In my opinion, one of the largest standing problems in physics is called the Vacuum Catastrophe. The Quantum Field theory leads us believe that a perfect vacuum innately has a constant energy. The catastrophe arises due to a discrepancy between the theorized value and the measured zero-point energy, energy contained in the vacuum.


In Quantum Field theory, every elementary particle has an associated field and, when taking time into account, they are quantum harmonic oscillators. We can then use the Time-independent Schrödinger equation to find the theoretical zero-point energy. $$\hat{H} \ket{\Psi}=E \ket{\Psi}$$ The hamiltonian, basically, is the sum of the kinetic energy and the potential energy. The kinetic energy of our quantum osillator is $\frac{1}{2}m \omega^2 \hat{x}^2$. where $\hat{x}$ is the position operator and $\omega$ is the angular frequency. The potential energy would be $\frac{\hat{p}^2}{2m}$, where $\hat{p}=-i\hbar\nabla$ is the momentum operator. So, $$\hat{H}=\frac{\hat{p}^2}{2m}+\frac{1}{2}m \omega^2 \hat{x}^2$$ For simplicity, let's restrict our problem to a 1D problem allowing us to easily use the hamiltonian operator on the wave equation, $\Psi$. $$\frac{-\hbar^2}{2m}\frac{d^2 \Psi}{dx^2} +\frac{1}{2}\omega^2 x^2\Psi=E\Psi$$ The solution to the differential equation is explained here.
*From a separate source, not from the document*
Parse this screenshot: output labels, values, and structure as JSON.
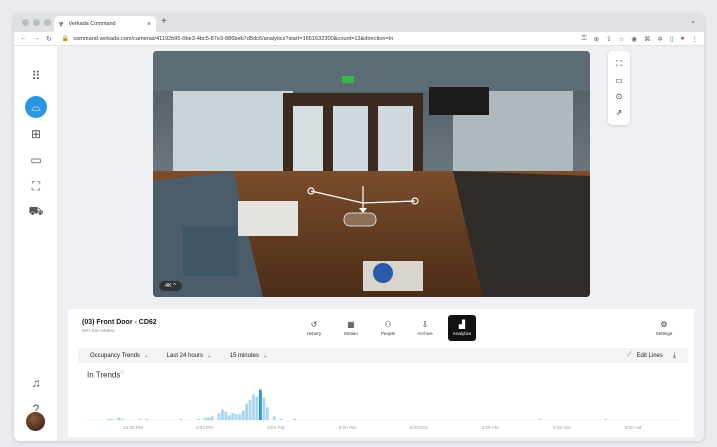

Anyway, the solution for the ground state ends up being $$\Psi_0(x)=\Big(\frac{m\omega}{\pi\hbar}\Big)^{\frac{1}{4}}e^{-\frac{m\omega x^2}{2\hbar}}$$ And, its corresponding energy of $$E_0=\frac{1}{2}\hbar\omega=\pi\hbar f=\frac{hf}{2}=\frac{hc}{2\lambda}$$ So, the lowest possible energy for a specific frequency in a vacuum for the photon field is $\frac{hf}{2}$, where $f$ is the frequency and $\lambda$ is the wavelength. To find the total energy we must integrate the function with respect to $f$ for all frequencies. That integral would diverge into infinity. The task now is to find an upper limit to the frequency of a photon field.
There is however a limit to which our knowledge is absent which is Plank's Energy. At any energy above plank's energy, quantum gravity is dominate. Plank's energy is $$E_p=\sqrt{\frac{h c^5}{2\pi G}}$$ And the corresponding photon frequency would be $$\frac{E}{h}=\frac{\sqrt{\frac{h c^5}{2\pi G}}}{h}=f$$ Our Integral now is $$\int_{0}^{\frac{\sqrt{\frac{h c^5}{2\pi G}}}{h}} \frac{hf}{2} df=\frac{c^5}{8\pi G}=1.44\times 10^{51} \frac{J}{m^3}$$


There is no direct measurement of the zero-point energy, but the zero-point energy would, according to General Relativity, have a gravitational influence permeating through out the universe, like dark energy. This energy, like dark energy, would accelerate the expansion rate of the universe, and this can be measured from stellar observation. Anyway, the energy density ends up being $$9.47\times 10^{-27}\frac{kg}{m^3}$$ and converted to energy units via mass-energy equivalence $$8.51\times 10^{-10}\frac{J}{m^3}$$


The discrepancy between the measured and the predicted is about 60 orders of magnitude large or, exactly, $1.69\times 10^{60}$ times, which as "General Relativity: An introduction for physicists" by MP Hobson, et al. puts it, "the worst theoretical prediction in the history of physics."

In my opinion, we are missing something, maybe relating to quantum gravity and interoperability between General Relativity and Quantum Physics.

For more information, check out "Vacuum catastrophe: An elementary exposition of the cosmological constant problem" by Adler, RonaldJ, et al. (link) and "Dark Energy and the Accelerating Universe" by Joshua Frieman, et al. (link)